How much more confidence will the IT manager have in the IBM solution?  A lot, probably.  Confidence is one of the reasons why IBM is so successful.  Their track record, culture, and depth of resources instill a great deal of confidence amongst potential buyers.  Thus, we have the classic saying, “No one ever got fired for buying IBM.”  Of course, they don’t win every deal, but when they lose, it’s likely due to confidence issues flowing in the other direction.  For example, smaller vendors can engender confidence that they will work harder to please the client than a giant like IBM.   Or, the smaller vendor will build confidence that they are giving the client the best value.  In this subject, I am indebted to Donald Cooper, a business thinker whose work has been a source of inspiration for me for many years.

Human Marketing – The Four Currencies

Donald Cooper is a successful entrepreneur and speaker who approaches marketing from the perspective satisfying human needs. He calls it “Human Marketing,” and at its essence, it’s about instilling preference through confidence.   Cooper talks about the “four currencies” that we all use in our lives and business.

  • Money
  • Time
  • Feeling Safe (physically & emotionally safe
  • Feeling Special

In Cooper’s view, people are constantly on the search for more of these four currencies.  Note that money is just one of them.  Money is not the only arbiter of preference.  As Cooper puts it, “People are prepared to spend more money to save time, or to feel more safe, or more special. Think about your own life.  People are even prepared to take time and to spend a lot of money to not feel safe, in order to feel special…which is the only explanation I have for bungee jumping!”

I see Cooper’s theory manifesting itself in many aspects of technology marketing.  IT buyers will spend money on technologies that help them save time (easier to maintain, fewer problems), make them feel safe (in terms of job security and stress), and make them feel special.  Yes, this last one is a bit funny but it’s more true than any of us could imagine.  IT people want to feel special, just like the rest of us. Of course, in the case of enterprise technology, feeling special might come from achieving a level of CPU utilization that no one else thought possible, or some other esoteric but important aspect of IT.

The one underlying factor that drives all of this is confidence.  The buyer will prefer and select the product that engenders confidence that it will enable him or her to accumulate the greatest amount of these four currencies.  Our approach to building preference should therefore be informed by the following ideas:

  • Our product saves you money or helps you make more of it.
  • With our product, you will have more time on your hands to do what you really want to do.
  • You can feel safe (in your job) and secure (You won’t get yelled at) and stress free.
  • Our product will make you feel special, giving you all kinds of unique technology bragging rights.
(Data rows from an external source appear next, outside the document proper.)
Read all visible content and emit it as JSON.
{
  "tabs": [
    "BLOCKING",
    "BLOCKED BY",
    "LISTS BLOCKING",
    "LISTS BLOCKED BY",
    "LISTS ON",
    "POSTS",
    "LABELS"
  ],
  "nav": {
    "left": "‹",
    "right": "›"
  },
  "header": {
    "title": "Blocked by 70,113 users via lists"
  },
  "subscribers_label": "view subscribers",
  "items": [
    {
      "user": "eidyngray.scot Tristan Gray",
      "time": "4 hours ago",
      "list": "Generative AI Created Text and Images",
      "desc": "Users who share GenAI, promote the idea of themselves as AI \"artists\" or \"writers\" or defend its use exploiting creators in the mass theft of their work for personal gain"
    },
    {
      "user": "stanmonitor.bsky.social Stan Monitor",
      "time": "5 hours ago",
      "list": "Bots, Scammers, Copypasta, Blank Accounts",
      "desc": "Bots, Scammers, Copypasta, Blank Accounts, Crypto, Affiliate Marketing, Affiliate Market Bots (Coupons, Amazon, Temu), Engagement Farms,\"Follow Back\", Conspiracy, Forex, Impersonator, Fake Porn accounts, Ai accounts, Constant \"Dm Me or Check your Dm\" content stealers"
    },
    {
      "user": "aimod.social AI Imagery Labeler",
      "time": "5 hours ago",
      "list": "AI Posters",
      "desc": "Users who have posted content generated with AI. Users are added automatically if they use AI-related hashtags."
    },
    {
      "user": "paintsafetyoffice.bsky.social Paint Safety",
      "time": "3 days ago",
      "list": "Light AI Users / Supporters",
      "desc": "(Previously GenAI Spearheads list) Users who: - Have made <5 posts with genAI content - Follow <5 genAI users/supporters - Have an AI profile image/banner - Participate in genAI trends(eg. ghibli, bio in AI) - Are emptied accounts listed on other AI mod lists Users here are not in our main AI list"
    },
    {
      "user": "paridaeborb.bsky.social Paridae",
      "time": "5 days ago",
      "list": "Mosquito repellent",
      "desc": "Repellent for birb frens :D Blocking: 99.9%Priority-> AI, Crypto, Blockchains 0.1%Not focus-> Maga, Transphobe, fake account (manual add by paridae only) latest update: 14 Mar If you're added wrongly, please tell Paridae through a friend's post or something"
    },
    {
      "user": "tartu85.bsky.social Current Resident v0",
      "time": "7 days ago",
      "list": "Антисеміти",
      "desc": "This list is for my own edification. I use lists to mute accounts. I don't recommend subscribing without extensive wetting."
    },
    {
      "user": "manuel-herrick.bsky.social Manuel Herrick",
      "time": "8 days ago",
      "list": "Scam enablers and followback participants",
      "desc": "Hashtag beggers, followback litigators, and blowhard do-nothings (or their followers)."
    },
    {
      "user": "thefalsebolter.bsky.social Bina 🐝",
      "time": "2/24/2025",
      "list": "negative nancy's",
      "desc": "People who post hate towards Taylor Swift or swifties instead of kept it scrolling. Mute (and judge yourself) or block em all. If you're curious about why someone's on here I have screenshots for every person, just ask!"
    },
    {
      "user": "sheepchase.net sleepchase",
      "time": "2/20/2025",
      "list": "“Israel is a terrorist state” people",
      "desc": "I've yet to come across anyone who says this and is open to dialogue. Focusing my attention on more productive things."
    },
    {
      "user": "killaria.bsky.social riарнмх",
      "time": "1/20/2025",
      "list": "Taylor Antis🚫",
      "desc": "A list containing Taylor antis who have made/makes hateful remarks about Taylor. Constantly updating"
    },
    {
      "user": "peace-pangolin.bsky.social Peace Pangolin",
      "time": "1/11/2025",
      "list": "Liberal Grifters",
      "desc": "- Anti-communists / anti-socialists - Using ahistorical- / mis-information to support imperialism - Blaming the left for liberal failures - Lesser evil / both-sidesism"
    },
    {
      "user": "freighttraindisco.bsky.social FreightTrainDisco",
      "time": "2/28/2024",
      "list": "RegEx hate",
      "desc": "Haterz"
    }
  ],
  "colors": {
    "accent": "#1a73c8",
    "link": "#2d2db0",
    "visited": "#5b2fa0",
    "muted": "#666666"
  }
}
These four ideas are typically in the subtext of any well crafted messaging for a technology product.  In some cases, the message is overt, though in a lot of cases, it’s implicit. The goal is always the same.  Build preference by instilling confidence that the product will deliver on these four critical currencies.